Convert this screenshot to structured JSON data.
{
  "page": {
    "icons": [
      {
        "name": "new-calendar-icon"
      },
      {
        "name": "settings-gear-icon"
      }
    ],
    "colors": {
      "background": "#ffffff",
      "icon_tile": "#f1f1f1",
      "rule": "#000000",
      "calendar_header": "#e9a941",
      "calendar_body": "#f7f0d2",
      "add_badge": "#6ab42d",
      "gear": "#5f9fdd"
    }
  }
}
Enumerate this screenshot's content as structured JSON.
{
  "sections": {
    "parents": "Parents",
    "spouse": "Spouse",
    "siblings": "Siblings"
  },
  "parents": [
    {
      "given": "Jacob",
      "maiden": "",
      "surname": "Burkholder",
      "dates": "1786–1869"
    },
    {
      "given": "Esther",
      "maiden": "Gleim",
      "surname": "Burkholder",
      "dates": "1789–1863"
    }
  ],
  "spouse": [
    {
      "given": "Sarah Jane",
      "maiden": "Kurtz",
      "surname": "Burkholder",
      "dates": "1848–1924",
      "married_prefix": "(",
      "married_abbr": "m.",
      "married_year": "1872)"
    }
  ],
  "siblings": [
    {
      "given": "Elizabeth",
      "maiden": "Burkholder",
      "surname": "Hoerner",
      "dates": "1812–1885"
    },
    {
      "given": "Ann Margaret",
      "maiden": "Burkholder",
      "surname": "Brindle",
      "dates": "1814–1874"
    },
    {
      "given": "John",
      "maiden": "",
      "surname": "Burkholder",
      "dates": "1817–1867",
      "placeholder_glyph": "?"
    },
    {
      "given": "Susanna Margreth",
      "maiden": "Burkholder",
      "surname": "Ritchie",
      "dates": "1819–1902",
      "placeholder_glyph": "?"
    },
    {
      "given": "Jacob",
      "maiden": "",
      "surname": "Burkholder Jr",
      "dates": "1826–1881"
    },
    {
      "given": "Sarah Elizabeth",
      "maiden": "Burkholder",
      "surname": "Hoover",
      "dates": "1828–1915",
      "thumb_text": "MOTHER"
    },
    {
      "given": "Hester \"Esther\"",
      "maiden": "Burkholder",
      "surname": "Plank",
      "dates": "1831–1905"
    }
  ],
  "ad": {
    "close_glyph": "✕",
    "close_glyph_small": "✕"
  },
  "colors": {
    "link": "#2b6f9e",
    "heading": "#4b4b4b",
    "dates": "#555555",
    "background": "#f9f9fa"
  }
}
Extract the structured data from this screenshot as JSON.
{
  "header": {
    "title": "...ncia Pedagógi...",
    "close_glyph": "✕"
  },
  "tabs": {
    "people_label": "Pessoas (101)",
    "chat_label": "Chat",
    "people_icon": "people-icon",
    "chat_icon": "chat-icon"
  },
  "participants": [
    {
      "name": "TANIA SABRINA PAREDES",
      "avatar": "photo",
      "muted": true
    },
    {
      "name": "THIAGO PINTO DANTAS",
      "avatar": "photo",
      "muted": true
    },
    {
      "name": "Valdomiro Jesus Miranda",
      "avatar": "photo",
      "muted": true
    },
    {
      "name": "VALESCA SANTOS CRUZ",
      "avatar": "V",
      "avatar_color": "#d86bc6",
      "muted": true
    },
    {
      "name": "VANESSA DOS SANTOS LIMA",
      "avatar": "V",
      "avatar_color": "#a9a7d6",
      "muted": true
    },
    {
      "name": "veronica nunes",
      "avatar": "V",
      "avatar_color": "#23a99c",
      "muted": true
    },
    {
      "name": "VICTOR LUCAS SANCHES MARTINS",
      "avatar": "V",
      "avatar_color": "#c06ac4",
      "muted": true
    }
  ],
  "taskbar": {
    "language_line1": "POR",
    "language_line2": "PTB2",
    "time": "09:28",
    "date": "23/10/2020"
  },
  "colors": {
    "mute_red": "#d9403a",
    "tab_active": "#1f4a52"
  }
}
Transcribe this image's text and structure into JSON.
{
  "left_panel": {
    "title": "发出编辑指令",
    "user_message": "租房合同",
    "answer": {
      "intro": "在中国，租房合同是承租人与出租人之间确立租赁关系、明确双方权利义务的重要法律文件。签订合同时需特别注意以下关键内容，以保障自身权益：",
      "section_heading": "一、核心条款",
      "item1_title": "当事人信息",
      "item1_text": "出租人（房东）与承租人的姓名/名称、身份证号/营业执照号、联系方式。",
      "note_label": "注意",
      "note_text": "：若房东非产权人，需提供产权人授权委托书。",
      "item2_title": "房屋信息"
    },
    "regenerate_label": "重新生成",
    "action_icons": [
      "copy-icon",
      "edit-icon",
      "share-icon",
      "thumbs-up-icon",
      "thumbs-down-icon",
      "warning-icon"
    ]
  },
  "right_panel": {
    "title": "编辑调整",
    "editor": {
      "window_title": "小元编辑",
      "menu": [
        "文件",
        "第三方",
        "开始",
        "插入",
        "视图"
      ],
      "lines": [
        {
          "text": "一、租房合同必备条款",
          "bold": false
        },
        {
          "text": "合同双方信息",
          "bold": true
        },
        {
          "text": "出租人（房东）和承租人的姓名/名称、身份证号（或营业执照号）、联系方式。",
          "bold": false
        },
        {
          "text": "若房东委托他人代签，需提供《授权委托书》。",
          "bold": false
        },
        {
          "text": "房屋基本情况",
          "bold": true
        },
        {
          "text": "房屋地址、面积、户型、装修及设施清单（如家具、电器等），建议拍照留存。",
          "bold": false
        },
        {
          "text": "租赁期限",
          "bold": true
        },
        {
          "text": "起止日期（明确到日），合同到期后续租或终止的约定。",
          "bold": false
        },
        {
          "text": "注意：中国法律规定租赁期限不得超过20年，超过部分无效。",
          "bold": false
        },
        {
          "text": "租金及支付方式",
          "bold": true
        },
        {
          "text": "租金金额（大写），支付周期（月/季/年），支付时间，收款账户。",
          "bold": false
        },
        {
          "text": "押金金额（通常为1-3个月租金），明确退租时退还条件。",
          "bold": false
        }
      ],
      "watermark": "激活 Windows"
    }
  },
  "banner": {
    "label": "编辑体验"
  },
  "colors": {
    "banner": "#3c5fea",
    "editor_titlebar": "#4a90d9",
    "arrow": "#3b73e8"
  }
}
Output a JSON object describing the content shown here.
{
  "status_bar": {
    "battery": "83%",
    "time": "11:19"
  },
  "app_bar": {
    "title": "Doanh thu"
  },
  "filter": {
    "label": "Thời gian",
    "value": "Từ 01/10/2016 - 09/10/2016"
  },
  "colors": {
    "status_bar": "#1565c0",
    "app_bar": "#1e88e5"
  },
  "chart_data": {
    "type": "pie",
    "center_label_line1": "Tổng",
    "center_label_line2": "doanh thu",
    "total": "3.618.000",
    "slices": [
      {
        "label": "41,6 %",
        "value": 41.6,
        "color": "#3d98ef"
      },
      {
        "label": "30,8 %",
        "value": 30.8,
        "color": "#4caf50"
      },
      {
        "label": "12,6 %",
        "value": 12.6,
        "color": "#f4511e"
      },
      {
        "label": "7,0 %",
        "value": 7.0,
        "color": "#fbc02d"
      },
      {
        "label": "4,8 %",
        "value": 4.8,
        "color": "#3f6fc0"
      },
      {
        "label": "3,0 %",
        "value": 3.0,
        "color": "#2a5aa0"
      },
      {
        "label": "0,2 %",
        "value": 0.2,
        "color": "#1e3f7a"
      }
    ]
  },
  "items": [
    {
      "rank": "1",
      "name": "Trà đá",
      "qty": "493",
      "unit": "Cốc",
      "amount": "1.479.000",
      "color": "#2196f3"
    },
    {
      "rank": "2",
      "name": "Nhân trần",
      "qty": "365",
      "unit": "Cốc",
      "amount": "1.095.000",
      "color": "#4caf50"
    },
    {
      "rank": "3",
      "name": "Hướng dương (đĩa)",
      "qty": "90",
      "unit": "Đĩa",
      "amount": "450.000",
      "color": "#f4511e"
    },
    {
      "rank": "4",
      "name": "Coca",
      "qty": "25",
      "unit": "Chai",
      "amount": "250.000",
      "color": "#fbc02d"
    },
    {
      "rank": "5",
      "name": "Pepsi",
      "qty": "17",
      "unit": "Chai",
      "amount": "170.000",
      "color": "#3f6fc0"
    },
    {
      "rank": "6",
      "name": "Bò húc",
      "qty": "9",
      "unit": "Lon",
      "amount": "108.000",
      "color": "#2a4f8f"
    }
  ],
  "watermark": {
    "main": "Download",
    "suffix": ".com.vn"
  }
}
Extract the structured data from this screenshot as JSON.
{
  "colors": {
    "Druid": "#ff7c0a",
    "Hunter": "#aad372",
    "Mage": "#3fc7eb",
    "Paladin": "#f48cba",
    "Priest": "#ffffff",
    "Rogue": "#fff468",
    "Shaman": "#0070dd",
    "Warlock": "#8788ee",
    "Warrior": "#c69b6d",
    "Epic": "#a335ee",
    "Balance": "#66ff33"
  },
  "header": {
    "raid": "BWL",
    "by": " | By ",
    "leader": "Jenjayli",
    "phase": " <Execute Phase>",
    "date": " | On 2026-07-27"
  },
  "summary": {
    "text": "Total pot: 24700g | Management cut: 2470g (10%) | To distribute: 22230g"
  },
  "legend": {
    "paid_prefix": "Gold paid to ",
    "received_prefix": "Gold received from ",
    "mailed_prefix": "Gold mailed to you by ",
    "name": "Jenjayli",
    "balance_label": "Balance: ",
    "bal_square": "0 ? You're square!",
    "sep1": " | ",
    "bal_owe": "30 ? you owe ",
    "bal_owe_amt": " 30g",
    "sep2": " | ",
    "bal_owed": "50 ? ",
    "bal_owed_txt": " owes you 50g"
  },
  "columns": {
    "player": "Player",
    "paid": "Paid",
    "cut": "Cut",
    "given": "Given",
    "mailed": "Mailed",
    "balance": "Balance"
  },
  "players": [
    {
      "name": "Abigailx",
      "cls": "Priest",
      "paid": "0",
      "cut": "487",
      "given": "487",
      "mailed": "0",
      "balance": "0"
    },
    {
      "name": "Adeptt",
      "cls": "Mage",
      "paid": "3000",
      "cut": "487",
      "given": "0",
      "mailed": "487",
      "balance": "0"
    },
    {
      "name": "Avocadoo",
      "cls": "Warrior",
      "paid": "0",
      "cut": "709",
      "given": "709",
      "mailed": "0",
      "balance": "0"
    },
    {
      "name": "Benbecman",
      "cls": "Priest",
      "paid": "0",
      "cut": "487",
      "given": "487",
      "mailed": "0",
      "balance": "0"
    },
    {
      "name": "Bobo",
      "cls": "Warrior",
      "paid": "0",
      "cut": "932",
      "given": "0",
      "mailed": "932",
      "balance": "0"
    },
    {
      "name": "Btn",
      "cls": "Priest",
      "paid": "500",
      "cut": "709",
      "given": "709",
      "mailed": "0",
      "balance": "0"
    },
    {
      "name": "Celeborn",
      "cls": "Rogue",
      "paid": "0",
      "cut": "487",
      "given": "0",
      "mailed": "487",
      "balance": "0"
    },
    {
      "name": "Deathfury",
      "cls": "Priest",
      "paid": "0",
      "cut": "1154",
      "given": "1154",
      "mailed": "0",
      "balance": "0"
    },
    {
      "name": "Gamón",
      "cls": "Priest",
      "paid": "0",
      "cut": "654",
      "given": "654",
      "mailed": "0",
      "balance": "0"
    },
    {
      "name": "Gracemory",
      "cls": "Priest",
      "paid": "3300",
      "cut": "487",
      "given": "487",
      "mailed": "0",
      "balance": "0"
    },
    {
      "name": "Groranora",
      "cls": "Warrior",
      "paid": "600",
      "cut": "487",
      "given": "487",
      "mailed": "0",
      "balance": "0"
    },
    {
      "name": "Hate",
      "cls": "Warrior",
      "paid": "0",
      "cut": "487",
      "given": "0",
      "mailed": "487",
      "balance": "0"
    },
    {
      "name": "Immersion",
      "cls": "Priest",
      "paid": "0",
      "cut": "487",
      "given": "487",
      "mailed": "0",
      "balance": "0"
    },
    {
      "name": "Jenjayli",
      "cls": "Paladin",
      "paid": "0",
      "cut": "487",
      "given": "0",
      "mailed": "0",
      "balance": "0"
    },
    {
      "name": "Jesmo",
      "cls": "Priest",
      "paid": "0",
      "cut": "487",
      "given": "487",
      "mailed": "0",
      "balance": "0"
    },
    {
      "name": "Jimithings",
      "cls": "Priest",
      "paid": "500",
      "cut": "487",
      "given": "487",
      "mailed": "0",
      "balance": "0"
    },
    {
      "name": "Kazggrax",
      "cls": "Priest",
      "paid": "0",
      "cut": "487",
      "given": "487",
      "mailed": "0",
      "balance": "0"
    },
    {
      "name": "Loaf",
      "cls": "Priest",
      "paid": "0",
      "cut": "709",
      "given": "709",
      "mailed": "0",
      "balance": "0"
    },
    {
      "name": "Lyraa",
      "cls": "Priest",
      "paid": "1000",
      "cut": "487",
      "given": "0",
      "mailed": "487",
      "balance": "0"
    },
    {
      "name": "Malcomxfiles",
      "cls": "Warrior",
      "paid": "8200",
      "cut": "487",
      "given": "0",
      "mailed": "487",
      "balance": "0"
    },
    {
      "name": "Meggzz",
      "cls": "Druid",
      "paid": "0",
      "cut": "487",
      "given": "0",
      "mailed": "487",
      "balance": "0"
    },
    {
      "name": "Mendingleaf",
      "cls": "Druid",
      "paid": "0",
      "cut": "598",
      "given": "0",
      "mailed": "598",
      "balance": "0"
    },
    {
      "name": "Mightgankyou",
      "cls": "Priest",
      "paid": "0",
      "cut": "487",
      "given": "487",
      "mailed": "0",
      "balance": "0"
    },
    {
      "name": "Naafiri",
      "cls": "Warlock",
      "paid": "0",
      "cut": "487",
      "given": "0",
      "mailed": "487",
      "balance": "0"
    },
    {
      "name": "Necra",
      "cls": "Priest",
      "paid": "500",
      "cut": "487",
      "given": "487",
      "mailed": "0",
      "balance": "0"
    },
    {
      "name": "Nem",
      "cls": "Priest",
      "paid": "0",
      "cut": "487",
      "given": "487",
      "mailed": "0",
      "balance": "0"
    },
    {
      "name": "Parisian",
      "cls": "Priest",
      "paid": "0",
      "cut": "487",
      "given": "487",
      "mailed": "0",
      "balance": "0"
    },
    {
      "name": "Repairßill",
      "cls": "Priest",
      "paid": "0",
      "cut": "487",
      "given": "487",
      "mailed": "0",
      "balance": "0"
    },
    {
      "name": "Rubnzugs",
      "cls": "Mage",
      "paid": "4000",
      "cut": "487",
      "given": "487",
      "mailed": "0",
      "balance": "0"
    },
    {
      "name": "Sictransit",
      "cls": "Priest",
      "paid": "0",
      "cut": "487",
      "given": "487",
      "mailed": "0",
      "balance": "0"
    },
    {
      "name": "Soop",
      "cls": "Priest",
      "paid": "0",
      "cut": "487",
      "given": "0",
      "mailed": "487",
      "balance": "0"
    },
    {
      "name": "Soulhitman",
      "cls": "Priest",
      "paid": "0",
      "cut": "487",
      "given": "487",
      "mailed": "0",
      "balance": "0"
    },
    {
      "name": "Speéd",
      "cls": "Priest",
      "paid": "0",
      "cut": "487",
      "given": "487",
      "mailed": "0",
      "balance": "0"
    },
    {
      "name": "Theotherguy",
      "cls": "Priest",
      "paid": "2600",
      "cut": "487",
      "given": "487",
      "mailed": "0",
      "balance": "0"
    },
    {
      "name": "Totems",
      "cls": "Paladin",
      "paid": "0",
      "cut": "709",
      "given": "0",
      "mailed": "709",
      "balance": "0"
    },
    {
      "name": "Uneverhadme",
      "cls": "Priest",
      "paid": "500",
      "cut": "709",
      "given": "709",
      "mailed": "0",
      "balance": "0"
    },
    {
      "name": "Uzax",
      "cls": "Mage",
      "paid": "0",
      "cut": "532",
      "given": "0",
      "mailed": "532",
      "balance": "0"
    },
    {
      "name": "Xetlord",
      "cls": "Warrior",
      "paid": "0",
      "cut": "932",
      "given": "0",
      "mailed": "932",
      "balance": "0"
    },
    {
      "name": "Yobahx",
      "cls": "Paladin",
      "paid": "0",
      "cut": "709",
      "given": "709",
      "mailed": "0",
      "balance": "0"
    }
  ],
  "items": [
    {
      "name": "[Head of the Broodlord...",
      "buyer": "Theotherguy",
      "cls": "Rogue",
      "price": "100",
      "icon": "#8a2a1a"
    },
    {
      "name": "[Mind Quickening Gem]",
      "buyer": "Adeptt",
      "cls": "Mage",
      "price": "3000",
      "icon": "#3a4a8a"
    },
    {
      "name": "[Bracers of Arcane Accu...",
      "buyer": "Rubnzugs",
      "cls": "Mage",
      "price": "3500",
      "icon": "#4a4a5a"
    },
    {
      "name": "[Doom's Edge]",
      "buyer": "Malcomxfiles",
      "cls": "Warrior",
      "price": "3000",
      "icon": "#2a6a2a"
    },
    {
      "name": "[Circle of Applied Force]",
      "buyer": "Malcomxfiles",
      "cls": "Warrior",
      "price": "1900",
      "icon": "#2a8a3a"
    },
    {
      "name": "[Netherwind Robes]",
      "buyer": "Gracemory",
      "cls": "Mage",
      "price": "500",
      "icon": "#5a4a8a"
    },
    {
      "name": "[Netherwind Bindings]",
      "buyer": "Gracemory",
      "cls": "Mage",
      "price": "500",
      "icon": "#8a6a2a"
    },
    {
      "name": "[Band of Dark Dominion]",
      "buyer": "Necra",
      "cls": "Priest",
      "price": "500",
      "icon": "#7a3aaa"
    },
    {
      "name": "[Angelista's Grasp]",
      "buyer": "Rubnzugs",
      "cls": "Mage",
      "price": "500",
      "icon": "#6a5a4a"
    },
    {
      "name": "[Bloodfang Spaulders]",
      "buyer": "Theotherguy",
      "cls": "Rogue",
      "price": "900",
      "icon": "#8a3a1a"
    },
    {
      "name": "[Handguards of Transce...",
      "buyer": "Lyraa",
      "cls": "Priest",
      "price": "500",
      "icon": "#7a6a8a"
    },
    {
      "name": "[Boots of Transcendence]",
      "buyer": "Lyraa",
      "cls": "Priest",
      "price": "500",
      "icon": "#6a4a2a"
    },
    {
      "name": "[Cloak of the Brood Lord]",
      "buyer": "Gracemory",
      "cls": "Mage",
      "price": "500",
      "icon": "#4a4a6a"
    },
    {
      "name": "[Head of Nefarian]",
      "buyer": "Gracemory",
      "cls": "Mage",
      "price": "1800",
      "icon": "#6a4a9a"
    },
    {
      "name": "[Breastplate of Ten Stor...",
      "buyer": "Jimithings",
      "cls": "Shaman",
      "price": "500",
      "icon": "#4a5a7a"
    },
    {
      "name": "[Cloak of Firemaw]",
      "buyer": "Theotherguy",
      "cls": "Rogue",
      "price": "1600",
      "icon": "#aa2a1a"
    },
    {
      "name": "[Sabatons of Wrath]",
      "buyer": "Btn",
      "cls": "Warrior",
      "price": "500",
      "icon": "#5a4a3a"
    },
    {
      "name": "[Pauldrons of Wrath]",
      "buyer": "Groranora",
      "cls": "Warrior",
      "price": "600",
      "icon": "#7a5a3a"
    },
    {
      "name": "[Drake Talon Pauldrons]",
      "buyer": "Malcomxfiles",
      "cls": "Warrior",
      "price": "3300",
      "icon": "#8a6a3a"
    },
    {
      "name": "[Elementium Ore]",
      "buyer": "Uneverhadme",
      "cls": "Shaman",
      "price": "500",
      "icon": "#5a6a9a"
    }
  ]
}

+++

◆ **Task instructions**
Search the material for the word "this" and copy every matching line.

◆ **Result**
Convert this screenshot to structured JSON data.
Enumerate this screenshot's content as structured JSON.
Extract the structured data from this screenshot as JSON.
Transcribe this image's text and structure into JSON.
Extract the structured data from this screenshot as JSON.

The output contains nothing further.